## WORK REQUEST
Each entry must be given again exactly; images do not belong in the copy.

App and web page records

+---+

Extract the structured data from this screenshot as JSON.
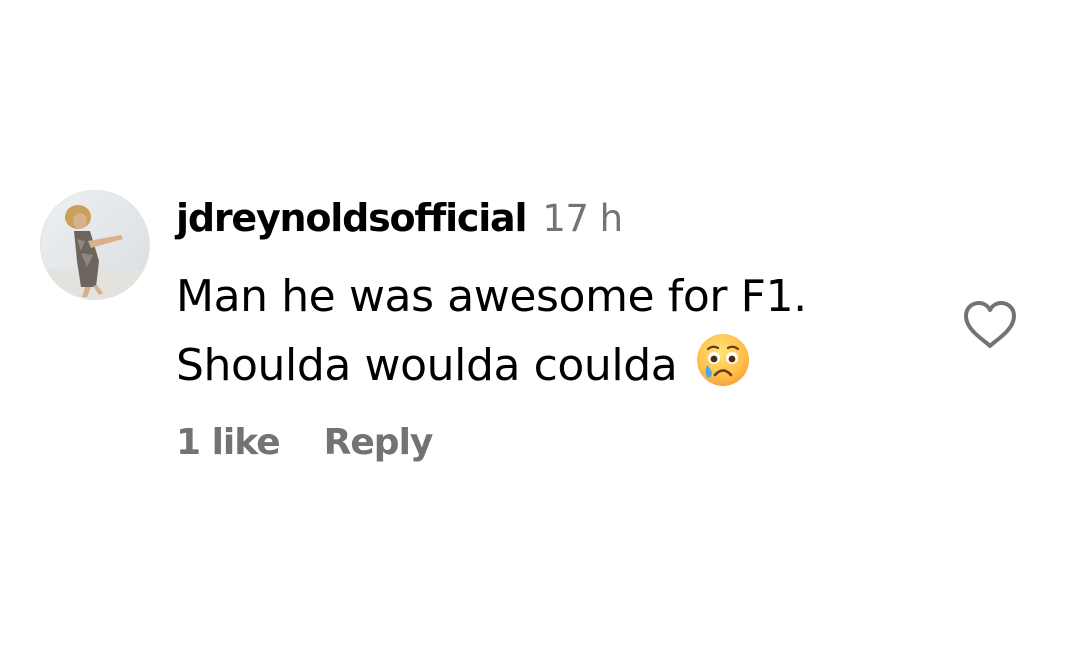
{
  "comment": {
    "username": "jdreynoldsofficial",
    "timestamp": "17 h",
    "text_lines": [
      "Man he was awesome for F1.",
      "Shoulda woulda coulda"
    ],
    "emoji": "crying-face",
    "likes_label": "1 like",
    "reply_label": "Reply"
  },
  "icons": {
    "like": "heart-outline-icon",
    "avatar": "profile-photo"
  },
  "colors": {
    "primary_text": "#000000",
    "secondary_text": "#737373",
    "background": "#ffffff"
  }
}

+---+

## EXERCISE SOLUTION
Extract the structured data from this screenshot as JSON.
{
  "comment": {
    "username": "jdreynoldsofficial",
    "timestamp": "17 h",
    "text_lines": [
      "Man he was awesome for F1.",
      "Shoulda woulda coulda"
    ],
    "emoji": "crying-face",
    "likes_label": "1 like",
    "reply_label": "Reply"
  },
  "icons": {
    "like": "heart-outline-icon",
    "avatar": "profile-photo"
  },
  "colors": {
    "primary_text": "#000000",
    "secondary_text": "#737373",
    "background": "#ffffff"
  }
}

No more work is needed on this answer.